This has enormous implications for relationships. Men frequently refuse to commit to one relationship because they don’t want to limit their choices. Often they will be in the midst of spending time with and enjoying a particular woman, and don’t have any other opportunities to consider. Still, they are eager to remain uncommitted on the off chance that a better alternative will soon present itself. In an era when it’s not difficult to hookup with strangers, that better option may be only a weekend away. Of course, he won’t commit to that woman either, and on and on it goes.

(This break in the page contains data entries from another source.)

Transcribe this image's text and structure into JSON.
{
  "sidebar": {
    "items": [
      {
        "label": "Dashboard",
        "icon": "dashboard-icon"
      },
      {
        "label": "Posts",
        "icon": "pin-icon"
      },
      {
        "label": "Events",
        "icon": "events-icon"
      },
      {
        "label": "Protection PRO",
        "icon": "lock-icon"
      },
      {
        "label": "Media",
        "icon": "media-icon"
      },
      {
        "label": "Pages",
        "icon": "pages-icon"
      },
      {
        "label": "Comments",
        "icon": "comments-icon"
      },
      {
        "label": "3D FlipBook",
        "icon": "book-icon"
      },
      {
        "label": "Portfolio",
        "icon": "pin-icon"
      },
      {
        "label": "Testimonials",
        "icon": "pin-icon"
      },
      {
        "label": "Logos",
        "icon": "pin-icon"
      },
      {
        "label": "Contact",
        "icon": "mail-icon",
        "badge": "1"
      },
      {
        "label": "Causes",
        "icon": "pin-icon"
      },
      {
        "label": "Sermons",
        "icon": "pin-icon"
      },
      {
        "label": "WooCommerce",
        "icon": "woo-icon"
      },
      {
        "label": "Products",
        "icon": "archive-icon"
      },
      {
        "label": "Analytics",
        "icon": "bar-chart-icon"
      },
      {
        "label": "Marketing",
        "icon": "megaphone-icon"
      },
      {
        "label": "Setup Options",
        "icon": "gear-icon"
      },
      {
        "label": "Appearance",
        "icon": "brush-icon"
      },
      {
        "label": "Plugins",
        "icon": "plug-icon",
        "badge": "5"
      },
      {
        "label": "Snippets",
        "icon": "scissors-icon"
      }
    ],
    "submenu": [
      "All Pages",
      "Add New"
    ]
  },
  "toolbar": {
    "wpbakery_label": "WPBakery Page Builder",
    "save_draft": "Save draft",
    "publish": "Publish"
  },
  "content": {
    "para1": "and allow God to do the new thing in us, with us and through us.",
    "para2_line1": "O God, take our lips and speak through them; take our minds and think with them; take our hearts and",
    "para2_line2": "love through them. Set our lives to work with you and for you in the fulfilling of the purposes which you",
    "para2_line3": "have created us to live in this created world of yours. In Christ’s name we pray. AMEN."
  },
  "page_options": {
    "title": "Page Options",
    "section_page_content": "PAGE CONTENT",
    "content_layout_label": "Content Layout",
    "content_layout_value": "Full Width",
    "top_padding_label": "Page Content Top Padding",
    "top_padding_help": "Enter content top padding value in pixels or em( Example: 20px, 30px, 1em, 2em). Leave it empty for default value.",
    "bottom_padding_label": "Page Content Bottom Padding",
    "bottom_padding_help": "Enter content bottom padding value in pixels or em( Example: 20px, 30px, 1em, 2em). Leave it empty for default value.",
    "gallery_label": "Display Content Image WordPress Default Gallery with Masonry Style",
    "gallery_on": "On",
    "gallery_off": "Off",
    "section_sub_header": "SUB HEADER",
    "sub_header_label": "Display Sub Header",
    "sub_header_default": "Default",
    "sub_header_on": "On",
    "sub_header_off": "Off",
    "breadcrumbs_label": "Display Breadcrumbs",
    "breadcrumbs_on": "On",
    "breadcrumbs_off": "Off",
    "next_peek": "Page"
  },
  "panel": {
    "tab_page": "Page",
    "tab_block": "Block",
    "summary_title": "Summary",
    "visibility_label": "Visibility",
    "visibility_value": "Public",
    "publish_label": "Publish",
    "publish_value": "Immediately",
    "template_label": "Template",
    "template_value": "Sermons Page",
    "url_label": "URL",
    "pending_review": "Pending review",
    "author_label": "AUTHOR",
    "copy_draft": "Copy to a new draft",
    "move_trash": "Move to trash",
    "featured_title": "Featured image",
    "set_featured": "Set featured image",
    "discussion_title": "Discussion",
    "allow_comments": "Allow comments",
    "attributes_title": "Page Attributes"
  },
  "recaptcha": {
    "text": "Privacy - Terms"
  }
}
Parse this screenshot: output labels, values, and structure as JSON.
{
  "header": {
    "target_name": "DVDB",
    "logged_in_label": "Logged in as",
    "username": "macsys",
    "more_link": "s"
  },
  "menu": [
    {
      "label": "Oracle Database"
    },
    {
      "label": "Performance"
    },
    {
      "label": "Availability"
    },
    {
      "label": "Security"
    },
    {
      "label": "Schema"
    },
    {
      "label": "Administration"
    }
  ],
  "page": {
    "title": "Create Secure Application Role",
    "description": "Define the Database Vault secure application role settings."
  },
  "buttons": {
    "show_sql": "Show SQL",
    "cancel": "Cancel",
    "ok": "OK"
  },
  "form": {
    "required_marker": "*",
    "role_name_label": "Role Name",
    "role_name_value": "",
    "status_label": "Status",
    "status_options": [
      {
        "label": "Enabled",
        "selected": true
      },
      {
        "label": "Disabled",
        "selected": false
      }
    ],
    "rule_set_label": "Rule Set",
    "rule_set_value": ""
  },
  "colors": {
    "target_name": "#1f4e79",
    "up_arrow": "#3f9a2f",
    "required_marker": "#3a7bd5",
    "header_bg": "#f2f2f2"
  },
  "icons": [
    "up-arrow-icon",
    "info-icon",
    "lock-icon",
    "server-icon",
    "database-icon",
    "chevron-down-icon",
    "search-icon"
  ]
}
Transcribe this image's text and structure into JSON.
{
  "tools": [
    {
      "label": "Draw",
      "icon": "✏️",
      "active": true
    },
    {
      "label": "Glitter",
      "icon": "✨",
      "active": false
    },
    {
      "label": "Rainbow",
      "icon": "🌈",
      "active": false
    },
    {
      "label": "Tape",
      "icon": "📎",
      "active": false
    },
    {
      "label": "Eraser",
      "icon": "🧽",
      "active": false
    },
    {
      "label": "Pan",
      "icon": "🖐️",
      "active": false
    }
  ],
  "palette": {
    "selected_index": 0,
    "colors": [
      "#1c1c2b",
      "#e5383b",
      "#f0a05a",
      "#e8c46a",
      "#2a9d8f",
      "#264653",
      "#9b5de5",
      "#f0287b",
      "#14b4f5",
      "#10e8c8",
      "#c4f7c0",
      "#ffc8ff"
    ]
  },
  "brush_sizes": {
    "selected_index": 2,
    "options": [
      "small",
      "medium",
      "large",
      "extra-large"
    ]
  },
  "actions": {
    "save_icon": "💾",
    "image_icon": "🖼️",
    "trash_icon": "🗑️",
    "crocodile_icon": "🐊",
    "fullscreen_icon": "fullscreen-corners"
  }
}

Women fall into a variation of the same trap. We meet a guy, enjoy his company, want to like him. But we find we just can’t make it happen. He may have lots of good qualities, but he’s not the catch we dreamed of as we watched The Notebook again last weekend. We want an all-consuming, passionate love, but how many couples do you know like that? How many couples have been brought together by a powerful romantic destiny? In my own life, I don’t know any. I know many happy couples, but they’re not storybook relationships. They’re imperfect, messy, real and rewarding.

How can we productively limit our choices without giving up the best ones?

“Define your core values, understand what you really want out of life, and then focus only on the choices that fit those parameters.”

You probably can’t have it all, but if you live your life fearing regret and missed chances, you may look back one day and wish you’d given one of those people a shot. That may be the only “What if?” that counts.